  27. 4 out of 5

    Erin Forson

    Sometimes it's fun to pick up a favorite old novel so that you can savor the experience of loving the words the author has written all over again. The Cay is a novel like this. I first read The Cay perhaps fifteen years ago, a novel that I remember was outstanding and filled with action, but I couldn't quite remember why it stuck in my heart. I checked The Cay out during spring break to read over again, and I was not disappointed. Phillip Enright, a spoiled little white boy, is stranded on a tin Sometimes it's fun to pick up a favorite old novel so that you can savor the experience of loving the words the author has written all over again. The Cay is a novel like this. I first read The Cay perhaps fifteen years ago, a novel that I remember was outstanding and filled with action, but I couldn't quite remember why it stuck in my heart. I checked The Cay out during spring break to read over again, and I was not disappointed. Phillip Enright, a spoiled little white boy, is stranded on a tiny island (a cay) with a black man named Timothy during World War II. Phillip's mother always taught him that "black folks have their place and we white folks have ours." Now Philip must decide whether to ignore his mother's advice and accept Timothy for the man he is, or to continue to treat Timothy as a lesser human being.
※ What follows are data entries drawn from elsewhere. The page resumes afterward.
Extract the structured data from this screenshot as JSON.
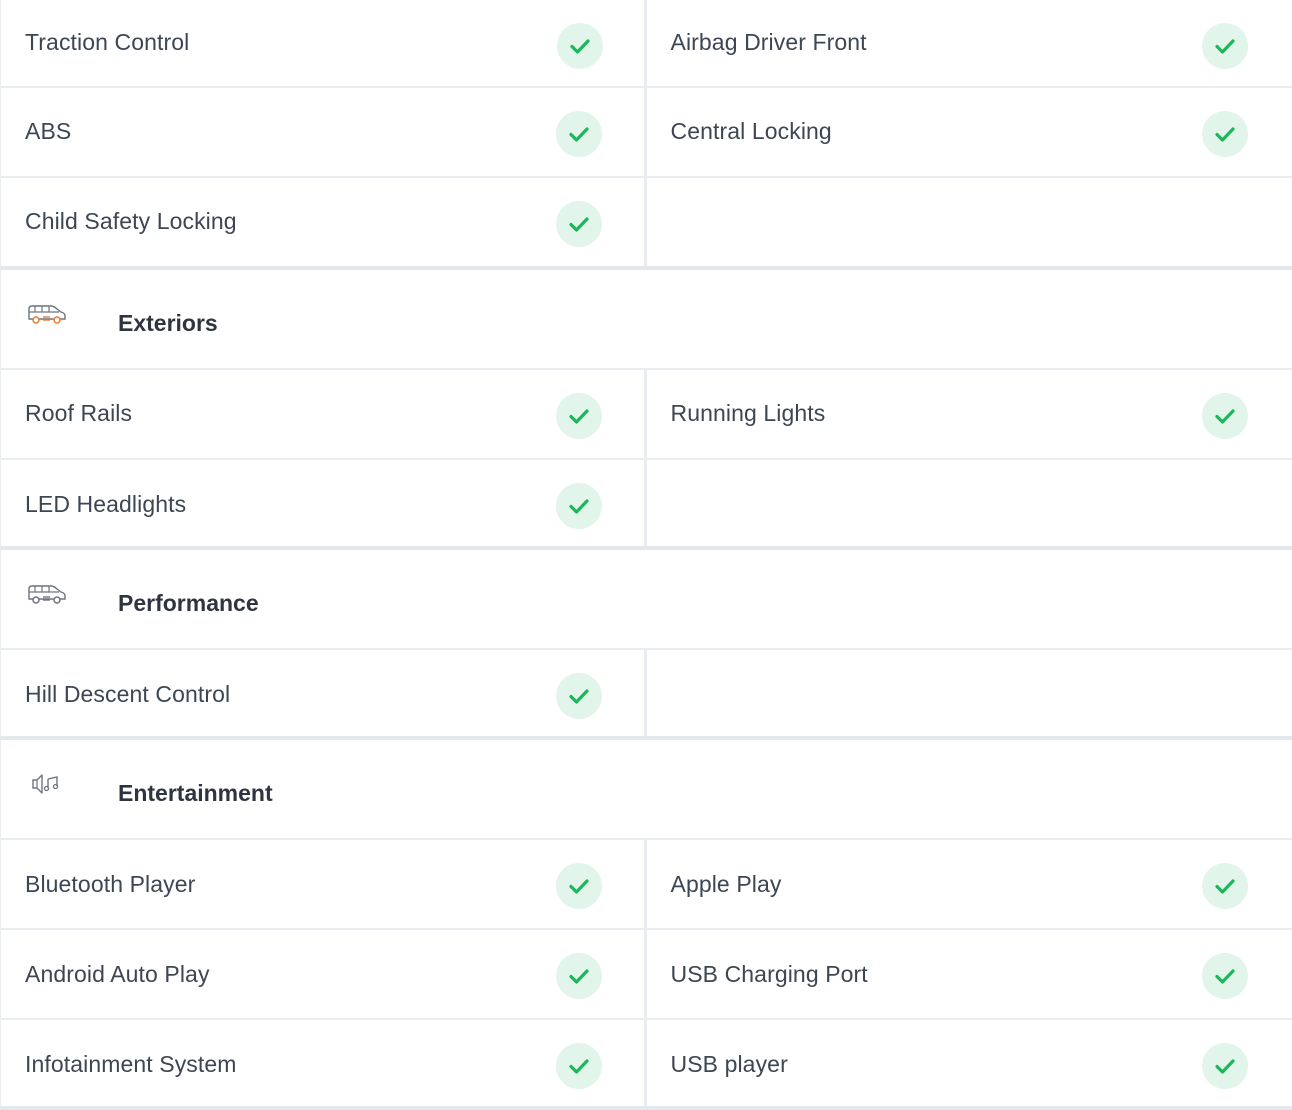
{
  "colors": {
    "check_bg": "#e2f5ea",
    "check_mark": "#19b95a",
    "icon_orange": "#f07a2a",
    "icon_gray": "#6d7480",
    "divider": "#e9edf1"
  },
  "top_rows": [
    {
      "left": "Traction Control",
      "right": "Airbag Driver Front"
    },
    {
      "left": "ABS",
      "right": "Central Locking"
    },
    {
      "left": "Child Safety Locking",
      "right": ""
    }
  ],
  "sections": [
    {
      "title": "Exteriors",
      "icon": "car-icon",
      "rows": [
        {
          "left": "Roof Rails",
          "right": "Running Lights"
        },
        {
          "left": "LED Headlights",
          "right": ""
        }
      ]
    },
    {
      "title": "Performance",
      "icon": "car-icon",
      "rows": [
        {
          "left": "Hill Descent Control",
          "right": ""
        }
      ]
    },
    {
      "title": "Entertainment",
      "icon": "speaker-music-icon",
      "rows": [
        {
          "left": "Bluetooth Player",
          "right": "Apple Play"
        },
        {
          "left": "Android Auto Play",
          "right": "USB Charging Port"
        },
        {
          "left": "Infotainment System",
          "right": "USB player"
        }
      ]
    }
  ]
}
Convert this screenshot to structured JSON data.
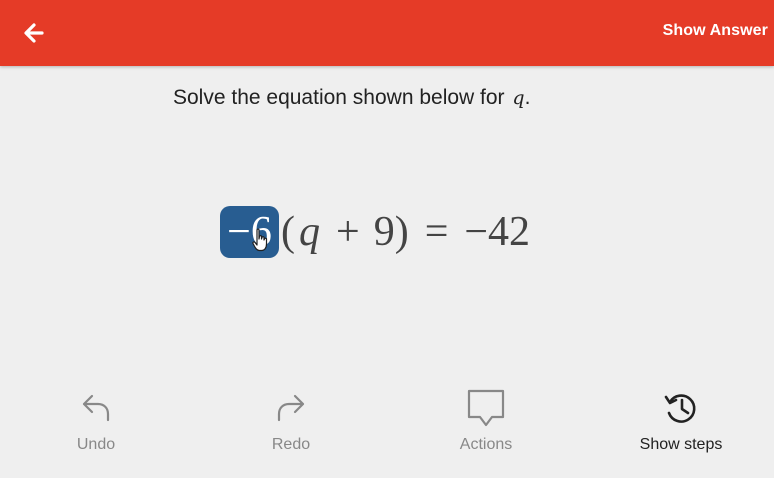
{
  "header": {
    "back_icon": "arrow-left-icon",
    "show_answer_label": "Show Answer",
    "color": "#e53b27"
  },
  "prompt": {
    "text": "Solve the equation shown below for",
    "variable": "q",
    "period": "."
  },
  "equation": {
    "coefficient": "−6",
    "open_paren": "(",
    "variable": "q",
    "plus": "+",
    "nine": "9",
    "close_paren": ")",
    "equals": "=",
    "rhs": "−42",
    "selected_term": "−6",
    "selection_color": "#285d91"
  },
  "toolbar": {
    "undo_label": "Undo",
    "redo_label": "Redo",
    "actions_label": "Actions",
    "show_steps_label": "Show steps",
    "undo_icon": "undo-arrow-icon",
    "redo_icon": "redo-arrow-icon",
    "actions_icon": "speech-bubble-icon",
    "show_steps_icon": "history-clock-icon"
  }
}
  28. 5 out of 5

    Lynn

    Full review at Smoke & Mirrors: http://books-n-music.blogspot.com/201.... Stayed up too late last night finishing this one, but I couldn't stop!! I thought I would just read a few pages before going to bed, but that turned into reading the rest of the book! This is so very poignant! I can only imagine the shock of those who arrived on the island. I was very glad for the ending. I had remembered the death, but had forgotten the cure! :) I can see why I loved this as a child and I loved it just as Full review at Smoke & Mirrors: http://books-n-music.blogspot.com/201.... Stayed up too late last night finishing this one, but I couldn't stop!! I thought I would just read a few pages before going to bed, but that turned into reading the rest of the book! This is so very poignant! I can only imagine the shock of those who arrived on the island. I was very glad for the ending. I had remembered the death, but had forgotten the cure! :) I can see why I loved this as a child and I loved it just as much now if not more! :) Review post on the blog to come!

  29. 5 out of 5

    Completely Melanie

    Review on my Wrap Up Vlog https://youtu.be/OOcKZ5f0UWc Review on my Wrap Up Vlog https://youtu.be/OOcKZ5f0UWc

  30. 4 out of 5

    Akira

    I’m so glad I decided to read this childhood favorite again. It’s such a beautiful tale that truly makes a home in your heart ♥️, and it still makes me tear up which honestly very few books ever manage to do. The way the author combines literal and figurative circumstances to fit the moral take away is done with such natural ease and finesse that you don’t mind how short the tale is or the details left out because it’s perfect for its intended audience as stated by the quote at the start of the I’m so glad I decided to read this childhood favorite again. It’s such a beautiful tale that truly makes a home in your heart ♥️, and it still makes me tear up which honestly very few books ever manage to do. The way the author combines literal and figurative circumstances to fit the moral take away is done with such natural ease and finesse that you don’t mind how short the tale is or the details left out because it’s perfect for its intended audience as stated by the quote at the start of the book 📖. I had the joy of getting to read this as a school book 📚 so my hope is that it’s still finding its way as it was always hoped to into the hands & hearts of many young ones. If you didn’t get to read it in your youth don’t fret it’s still enjoyable & just as profound for adults as well ♥️

Add a review

Your email address will not be published. Required fields are marked *

Loading...
We use cookies to give you the best online experience. By using our website you agree to our use of cookies in accordance with our cookie policy.